Unfortunately, the patient was not regular on treatment, sessions were about every 6 weeks. She received totally 3 sessions by the time of publication.

No farther treatment of any type was done.

 

Result

A significant improvement in the NLD lesions, even after years of neglection, using intralesional human stem cell extract in a young diabetic lady.

Clinically the size, color, skin texture and thickness of the main lesion have significantly improved in

the first follow-up, which occurred about 6 weeks later. The border started to fade.

The patient was quite satisfied.

No post-treatment adverse effects were reported. The treated area required no special care after the sessions.

 

Conclusion

Necrobiosis Lipoidica diabeticorum is a skin disorder that usually occurs in diabetic patients but can be associated with other diseases.

Although NL affects diabetic patients more than others, patients with normal glucose metabolism can be affected as well. The correlation between the development and progression of NLD and the poor glycemic control remains controversial.8

It impacts on the quality of life due to cosmetic visibility especially in females.

It has been strongly argued that diabetic microangiopathy underlies the pathogenesis of NLD. Many publications have laid stress on the importance of vascular occlusive changes in the lesions of NLD, and it has been suggested that it’s the direct cause of tissue necrosis.10

It’s important to treat the patients in early stages and monitor the advanced lesions for signs of ulceration and to decrease the potential of malignant transformation.8

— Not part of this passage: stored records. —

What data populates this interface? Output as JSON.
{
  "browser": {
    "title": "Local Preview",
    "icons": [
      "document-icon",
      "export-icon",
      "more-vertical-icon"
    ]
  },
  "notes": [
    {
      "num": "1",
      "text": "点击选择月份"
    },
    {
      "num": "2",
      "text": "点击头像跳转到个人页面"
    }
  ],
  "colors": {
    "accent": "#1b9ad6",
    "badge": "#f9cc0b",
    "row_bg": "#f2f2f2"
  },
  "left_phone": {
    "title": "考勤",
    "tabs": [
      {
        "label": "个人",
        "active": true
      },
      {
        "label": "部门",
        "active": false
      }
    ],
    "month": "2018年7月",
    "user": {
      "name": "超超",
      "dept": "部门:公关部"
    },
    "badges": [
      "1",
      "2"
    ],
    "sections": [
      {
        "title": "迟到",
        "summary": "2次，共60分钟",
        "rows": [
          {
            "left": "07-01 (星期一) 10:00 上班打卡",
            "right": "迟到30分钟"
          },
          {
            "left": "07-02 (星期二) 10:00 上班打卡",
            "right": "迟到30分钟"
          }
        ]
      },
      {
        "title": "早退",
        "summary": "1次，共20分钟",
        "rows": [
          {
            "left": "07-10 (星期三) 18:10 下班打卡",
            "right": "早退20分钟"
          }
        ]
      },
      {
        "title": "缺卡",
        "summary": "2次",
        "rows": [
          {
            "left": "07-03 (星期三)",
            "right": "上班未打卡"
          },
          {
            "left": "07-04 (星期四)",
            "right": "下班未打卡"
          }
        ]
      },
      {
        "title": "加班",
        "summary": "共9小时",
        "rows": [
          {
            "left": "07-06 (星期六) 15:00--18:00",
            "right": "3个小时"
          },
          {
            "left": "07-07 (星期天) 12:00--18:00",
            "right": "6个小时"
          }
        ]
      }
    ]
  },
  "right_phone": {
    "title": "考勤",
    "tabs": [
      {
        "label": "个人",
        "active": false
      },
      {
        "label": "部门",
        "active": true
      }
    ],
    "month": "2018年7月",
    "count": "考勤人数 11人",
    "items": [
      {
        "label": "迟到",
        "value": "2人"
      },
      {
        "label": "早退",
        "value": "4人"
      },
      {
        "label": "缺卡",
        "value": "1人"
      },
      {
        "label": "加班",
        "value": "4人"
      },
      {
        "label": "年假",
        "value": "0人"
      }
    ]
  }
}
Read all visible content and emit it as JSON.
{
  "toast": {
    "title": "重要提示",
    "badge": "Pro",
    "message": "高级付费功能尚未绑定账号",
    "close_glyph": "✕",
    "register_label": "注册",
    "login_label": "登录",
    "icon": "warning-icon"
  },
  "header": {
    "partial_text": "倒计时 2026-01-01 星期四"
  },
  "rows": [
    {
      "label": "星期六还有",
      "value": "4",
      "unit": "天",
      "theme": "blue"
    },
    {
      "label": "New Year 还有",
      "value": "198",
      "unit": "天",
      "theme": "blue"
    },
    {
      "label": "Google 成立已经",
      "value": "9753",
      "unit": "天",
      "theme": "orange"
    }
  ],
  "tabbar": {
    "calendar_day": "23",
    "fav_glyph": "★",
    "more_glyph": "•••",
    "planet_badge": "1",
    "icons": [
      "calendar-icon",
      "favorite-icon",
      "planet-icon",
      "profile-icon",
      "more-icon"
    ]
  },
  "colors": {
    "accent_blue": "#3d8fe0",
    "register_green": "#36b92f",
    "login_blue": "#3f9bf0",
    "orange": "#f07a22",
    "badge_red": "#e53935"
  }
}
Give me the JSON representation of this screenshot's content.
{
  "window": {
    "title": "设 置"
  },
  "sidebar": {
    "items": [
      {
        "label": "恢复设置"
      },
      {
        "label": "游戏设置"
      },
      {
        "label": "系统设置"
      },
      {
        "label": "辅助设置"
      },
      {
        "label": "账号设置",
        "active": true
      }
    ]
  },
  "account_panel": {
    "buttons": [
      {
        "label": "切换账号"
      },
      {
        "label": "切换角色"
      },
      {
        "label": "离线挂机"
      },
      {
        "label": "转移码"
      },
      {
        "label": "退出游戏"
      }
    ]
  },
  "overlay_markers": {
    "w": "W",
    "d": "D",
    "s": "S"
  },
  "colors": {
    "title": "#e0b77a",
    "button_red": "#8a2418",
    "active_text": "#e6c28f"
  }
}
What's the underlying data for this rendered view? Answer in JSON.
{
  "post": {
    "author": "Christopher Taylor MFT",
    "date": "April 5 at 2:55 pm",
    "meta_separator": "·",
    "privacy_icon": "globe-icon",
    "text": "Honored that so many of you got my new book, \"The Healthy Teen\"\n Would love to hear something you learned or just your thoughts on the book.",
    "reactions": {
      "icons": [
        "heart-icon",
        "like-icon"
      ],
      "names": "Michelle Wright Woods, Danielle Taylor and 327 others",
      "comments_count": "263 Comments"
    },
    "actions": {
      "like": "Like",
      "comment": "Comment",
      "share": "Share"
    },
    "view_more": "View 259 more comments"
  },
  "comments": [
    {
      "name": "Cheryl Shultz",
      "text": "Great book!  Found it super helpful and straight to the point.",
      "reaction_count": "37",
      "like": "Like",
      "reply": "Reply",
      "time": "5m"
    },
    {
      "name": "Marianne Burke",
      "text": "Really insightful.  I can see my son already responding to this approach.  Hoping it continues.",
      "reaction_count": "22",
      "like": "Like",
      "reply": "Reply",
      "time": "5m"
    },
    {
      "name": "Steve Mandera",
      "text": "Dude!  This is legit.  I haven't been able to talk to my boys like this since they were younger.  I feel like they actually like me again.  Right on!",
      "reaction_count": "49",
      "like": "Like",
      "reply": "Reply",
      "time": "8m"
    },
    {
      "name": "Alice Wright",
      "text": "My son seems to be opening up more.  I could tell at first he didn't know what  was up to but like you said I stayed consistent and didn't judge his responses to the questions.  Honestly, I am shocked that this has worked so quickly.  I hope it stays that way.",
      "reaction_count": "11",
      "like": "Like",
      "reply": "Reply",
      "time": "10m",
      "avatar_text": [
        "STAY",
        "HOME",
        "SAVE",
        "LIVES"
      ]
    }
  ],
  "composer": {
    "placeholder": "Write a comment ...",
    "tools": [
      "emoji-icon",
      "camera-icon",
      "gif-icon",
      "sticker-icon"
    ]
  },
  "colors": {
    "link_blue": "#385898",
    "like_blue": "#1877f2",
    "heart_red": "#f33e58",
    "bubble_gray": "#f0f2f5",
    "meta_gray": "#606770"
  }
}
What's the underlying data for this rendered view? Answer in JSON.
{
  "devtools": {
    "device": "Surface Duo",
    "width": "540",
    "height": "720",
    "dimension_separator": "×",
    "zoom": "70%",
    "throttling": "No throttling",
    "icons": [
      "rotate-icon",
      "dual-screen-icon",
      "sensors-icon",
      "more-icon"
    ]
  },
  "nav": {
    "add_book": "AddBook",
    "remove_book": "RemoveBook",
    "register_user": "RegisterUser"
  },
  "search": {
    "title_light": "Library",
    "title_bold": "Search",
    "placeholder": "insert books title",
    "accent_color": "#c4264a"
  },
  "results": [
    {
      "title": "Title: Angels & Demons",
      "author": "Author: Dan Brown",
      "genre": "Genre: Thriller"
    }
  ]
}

Necrobiosis lipoidica diabeticorum is a difficult disease to treat, the available therapeutic options are difficult to approach and have proven to produce minimal and inconsistent results. In this case report, I investigated the therapeutic effect of intralesional human stem cell extract injection using pure 99.9 % origin cell product, in a 25- years old diabetic female patient with multiple progressing necrobiosis lipoidica lesions on her limbs. In the 1st follow-up, about 6 weeks later, there is a significant improvement in the clinical picture regarding the size, color and skin texture of the main NLD lesion. The patient is glad to see the successful treatment result after years of losing hope.

Human stem cell extract solution is a new alternative for treating damaged skin due to the regenerative effect on the cells.

The application of this treatment as intradermal injection in NLD lesions has been proven to be successful, safe, easy method and providing a new hope in the therapeutic approach for NLD patients.


References

1. Feily A, Mehraban S. Treatment modalities of necrobiosis lipoidica: a concise systematic review. Dermatology Reports. 2015 May 5;7(2).

2. Bolognia JL, Jorizzo JL, Schaffer JV. Dermatology e-book. Elsevier Health Sciences; 2012 Jun 8.

3. Reid SD, Ladizinski B, Lee K, Baibergenova A, Alavi A. Update on necrobiosis lipoidica: a review of etiology, diagnosis, and treatment options. Journal of the American Academy of Dermatology. 2013 Nov 1;69(5):783-91.

4. Negulescu, Miruna. (2015). Necrobiosis Lipoidica. 10.1007/978-3-7091-1241-0_21.

5. Kota SK, Jammula S, Kota SK, Meher LK, Modi KD. Necrobiosis lipoidica diabeticorum: A case-based review of literature. Indian journal of endocrinology and metabolism. 2012 Jul;16(4):614.

6. Erfurt-Berge C, Heusinger V, Reinboldt-Jockenhöfer F, Dissemond J, Renner R. Comorbidity and Therapeutic Approaches in Patients with Necrobiosis Lipoidica. Dermatology. 2022;238(1):173-80.

7. Heidenheim M, Jemec GB. Successful treatment of necrobiosis lipoidica diabeticorum with photodynamic therapy. Archives of dermatology. 2006 Dec 1;142(12):1548-50.

8. Reid SD, Ladizinski B, Lee K, Baibergenova A, Alavi A. Update on necrobiosis lipoidica: a review of etiology, diagnosis, and treatment options. Journal of the American Academy of Dermatology. 2013 Nov 1;69(5):783-91.

9. Erfurt-Berge C, Heusinger V, Reinboldt-Jockenhöfer F, Dissemond J, Renner R. Comorbidity and Therapeutic Approaches in Patients with Necrobiosis Lipoidica. Dermatology. 2022;238(1):173-80.

10. Hu, Stephanie & Bevona, Caroline & Winterfield, Laura & Qureshi, Abrar & Li, Vincent. (2009). Treatment of Refractory Ulcerative Necrobiosis Lipoidica Diabeticorum With Infliximab. Archives of dermatology. 145. 437-9. 10.1001/archdermatol.2009.6.